Watcher said...

Most Unionists don't want policing and justice administered by people who were involved in violent Republicanism. It's as simple as that. How the hell can those who used violence (unsuccessfully) to achieve the aims of Irish Nationalism be trusted to police today's violent Irish Nationalists who are pursuing by violence the very same goals?

In any 'normal' state this would never happen - but then in any 'normal' state democratic political parties would not be forced to share power with those who had only recently been involved in violent insurrection against the state.

Anonymous said...


I think you are underestimating the constitutional and symbolic importance of having police and justice administered in Nothern Ireland as it sits right at the heart of the legitimacy of the present arrangements not least because more Irish involement obvioulsy means correspondingly less British.


Anonymous said...

Good grief - you don't actually believe that - do you Watcher?

If we kept to that rule we would be run solely by The Alliance party and the SDLP. An awful lot of governments are run by ex-freedom fighters/terrorists. It's the nature of the game and always has been.

hoboroad said...

I see Ladbrokes Bookmakers are offering 20/1 on Scottish Independence before 2015.

Anonymous said...

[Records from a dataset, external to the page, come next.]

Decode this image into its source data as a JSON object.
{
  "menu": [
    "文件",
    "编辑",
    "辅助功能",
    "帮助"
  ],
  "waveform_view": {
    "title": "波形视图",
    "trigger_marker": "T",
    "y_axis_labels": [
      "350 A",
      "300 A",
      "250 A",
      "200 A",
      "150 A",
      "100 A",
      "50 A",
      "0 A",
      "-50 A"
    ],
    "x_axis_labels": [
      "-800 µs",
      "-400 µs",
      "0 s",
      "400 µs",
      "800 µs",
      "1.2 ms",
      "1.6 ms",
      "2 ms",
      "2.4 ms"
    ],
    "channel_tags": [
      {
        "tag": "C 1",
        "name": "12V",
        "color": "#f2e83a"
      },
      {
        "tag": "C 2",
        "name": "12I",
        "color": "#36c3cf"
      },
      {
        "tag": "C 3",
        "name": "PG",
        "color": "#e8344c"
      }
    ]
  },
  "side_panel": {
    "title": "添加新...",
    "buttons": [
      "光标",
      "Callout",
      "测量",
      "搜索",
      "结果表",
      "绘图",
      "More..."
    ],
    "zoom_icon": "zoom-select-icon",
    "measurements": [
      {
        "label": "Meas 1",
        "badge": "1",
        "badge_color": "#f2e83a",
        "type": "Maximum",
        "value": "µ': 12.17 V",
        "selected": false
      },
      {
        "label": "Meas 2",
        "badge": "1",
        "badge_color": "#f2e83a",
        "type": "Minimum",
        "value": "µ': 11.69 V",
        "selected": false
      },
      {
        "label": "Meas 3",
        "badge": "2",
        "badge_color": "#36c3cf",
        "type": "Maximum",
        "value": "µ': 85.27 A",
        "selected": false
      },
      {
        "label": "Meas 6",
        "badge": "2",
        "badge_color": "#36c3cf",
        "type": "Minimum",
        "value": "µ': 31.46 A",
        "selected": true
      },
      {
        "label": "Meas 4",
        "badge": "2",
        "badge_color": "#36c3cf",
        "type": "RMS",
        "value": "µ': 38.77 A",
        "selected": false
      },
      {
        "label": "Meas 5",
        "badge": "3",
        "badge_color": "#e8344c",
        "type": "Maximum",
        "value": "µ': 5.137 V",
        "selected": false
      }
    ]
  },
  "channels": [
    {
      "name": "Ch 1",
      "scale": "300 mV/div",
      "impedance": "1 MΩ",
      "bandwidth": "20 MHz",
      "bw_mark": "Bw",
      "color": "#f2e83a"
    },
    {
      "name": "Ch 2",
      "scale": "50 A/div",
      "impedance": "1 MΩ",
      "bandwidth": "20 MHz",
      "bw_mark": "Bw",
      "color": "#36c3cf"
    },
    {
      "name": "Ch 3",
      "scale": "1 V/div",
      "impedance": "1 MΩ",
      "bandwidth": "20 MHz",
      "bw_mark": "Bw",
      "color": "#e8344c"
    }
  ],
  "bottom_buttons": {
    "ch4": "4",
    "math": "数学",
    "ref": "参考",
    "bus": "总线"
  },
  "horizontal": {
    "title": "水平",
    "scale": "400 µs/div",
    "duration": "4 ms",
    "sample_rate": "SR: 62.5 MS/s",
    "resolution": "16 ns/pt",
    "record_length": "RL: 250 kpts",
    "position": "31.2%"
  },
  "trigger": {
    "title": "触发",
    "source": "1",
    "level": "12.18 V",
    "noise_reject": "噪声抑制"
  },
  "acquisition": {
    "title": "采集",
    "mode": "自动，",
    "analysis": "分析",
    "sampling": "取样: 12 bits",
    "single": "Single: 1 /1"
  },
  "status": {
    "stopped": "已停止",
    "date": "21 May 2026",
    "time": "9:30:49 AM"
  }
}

Andrew Sullivan:

For England to shrug off the fiscal burden of Scotland and Northern Ireland would be a huge gain for the over-taxed English. And Saint Andrew wouldn't be too miffed either.

Nor St.Patrick.

Anonymous said...

England MIGHT be much better off without Scotland or N.I.

Anonymous said...

Interesting article on demographics below in todays Belfast telegraph

And more from UTV website below


Anonymous said...

Q. Horseman's email?

bangordub said...

I have no idea, I dont think he wants his e-mail directly available but if you post here he'll get it

Horseman said...

Quite correct, Bangordub. I have no wish to engage in private conversations - anything I have to say is public on this blog, and anything anyone wants to say to me should also be public.

Though, having said that, there may be occasions when people might want to slip me a tit-bit or two, so perhaps I'll consider putting an email address on the blog.

Leave it with me.

Anonymous said...

Indeed, I just wished to forward a document. ?

Horseman said...

OK anonymous, I've added an e-mail address (as an image, of course - I don't want spam). I hope I don't have cause to regret it!


Watcher said...

I see only 29% of Scots favour independence. Bad news for those hoping Scottish independence would in some strange way lead to Irish unity.

Watcher said...

Any news on the wealthier areas of The Republic ditching the poorer areas to save cash? I'm sure it makes sense...

Anonymous said...

The Scots spend much of their time blaming the English for everything, even the weather at times. Those against independence last time around (a lot of the educated people) were mainly afraid of commie shipyard workers and socialists running the country.

They'd rather keep them on the English dole.

A nation afraid of self-government is nothing more than colony.

Anonymous said...

I am not going to be original this time, so all I am going to say that your blog rocks, sad that I don't have suck a writing skills